|International Classification||G08B13/196, G08B15/00, B61B7/02, H04N5/232, H04N7/18, F16M11/42|
|Cooperative Classification||G08B13/1963, G08B13/19623, F16M11/42, B66C21/00, H04N7/185, G03B2217/007, B61B7/02, H04N5/23203, F16M11/425, F16M11/2014, F16M11/10, F16M11/18|
|European Classification||G08B13/196C3, G08B13/196C5, H04N5/232C, F16M11/42, B61B7/02, H04N7/18D2|
|11 Feb 1997||REMI||Maintenance fee reminder mailed|
|23 Jun 1997||SULP||Surcharge for late payment|
|23 Jun 1997||FPAY||Fee payment|
Year of fee payment: 4
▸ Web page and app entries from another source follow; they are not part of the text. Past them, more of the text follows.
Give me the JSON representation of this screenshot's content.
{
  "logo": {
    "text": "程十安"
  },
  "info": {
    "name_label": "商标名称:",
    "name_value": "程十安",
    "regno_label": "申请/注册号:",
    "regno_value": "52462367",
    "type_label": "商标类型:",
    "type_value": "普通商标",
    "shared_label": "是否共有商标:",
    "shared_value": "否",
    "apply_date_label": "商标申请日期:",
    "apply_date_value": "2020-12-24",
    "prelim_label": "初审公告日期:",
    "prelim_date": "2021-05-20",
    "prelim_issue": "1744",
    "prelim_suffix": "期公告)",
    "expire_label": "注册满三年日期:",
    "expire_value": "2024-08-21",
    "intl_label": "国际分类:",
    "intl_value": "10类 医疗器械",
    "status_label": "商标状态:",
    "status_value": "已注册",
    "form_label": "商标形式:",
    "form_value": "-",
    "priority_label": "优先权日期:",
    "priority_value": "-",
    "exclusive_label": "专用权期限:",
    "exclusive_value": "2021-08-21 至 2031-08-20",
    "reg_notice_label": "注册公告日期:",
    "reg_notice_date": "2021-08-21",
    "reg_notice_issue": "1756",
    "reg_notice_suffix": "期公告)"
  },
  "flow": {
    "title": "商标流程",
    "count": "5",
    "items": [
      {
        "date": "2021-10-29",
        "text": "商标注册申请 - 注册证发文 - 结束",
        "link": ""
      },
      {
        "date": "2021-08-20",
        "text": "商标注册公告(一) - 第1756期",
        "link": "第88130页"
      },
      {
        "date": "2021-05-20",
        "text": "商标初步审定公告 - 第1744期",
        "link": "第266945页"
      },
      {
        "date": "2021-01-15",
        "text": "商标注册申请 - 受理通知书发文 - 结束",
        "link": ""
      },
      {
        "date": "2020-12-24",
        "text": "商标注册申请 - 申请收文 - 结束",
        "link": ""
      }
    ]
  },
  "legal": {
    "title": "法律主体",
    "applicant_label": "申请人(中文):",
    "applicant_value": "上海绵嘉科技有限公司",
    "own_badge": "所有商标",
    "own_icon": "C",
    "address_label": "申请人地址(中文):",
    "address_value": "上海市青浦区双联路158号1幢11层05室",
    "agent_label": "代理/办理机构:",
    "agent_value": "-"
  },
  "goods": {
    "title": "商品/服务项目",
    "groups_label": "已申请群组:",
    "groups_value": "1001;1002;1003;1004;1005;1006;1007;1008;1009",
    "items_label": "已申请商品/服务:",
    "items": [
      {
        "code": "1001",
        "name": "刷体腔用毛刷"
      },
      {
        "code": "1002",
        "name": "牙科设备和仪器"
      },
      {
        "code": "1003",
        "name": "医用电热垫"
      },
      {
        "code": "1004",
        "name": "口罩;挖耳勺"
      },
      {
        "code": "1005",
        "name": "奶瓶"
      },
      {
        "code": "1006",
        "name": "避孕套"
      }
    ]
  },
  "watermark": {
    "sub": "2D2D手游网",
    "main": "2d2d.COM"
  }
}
|30 Jan 2001||REMI||Maintenance fee reminder mailed|
|8 Jul 2001||LAPS||Lapse for failure to pay maintenance fees|
|11 Sep 2001||FP||Expired due to failure to pay maintenance fee|
Effective date: 20010706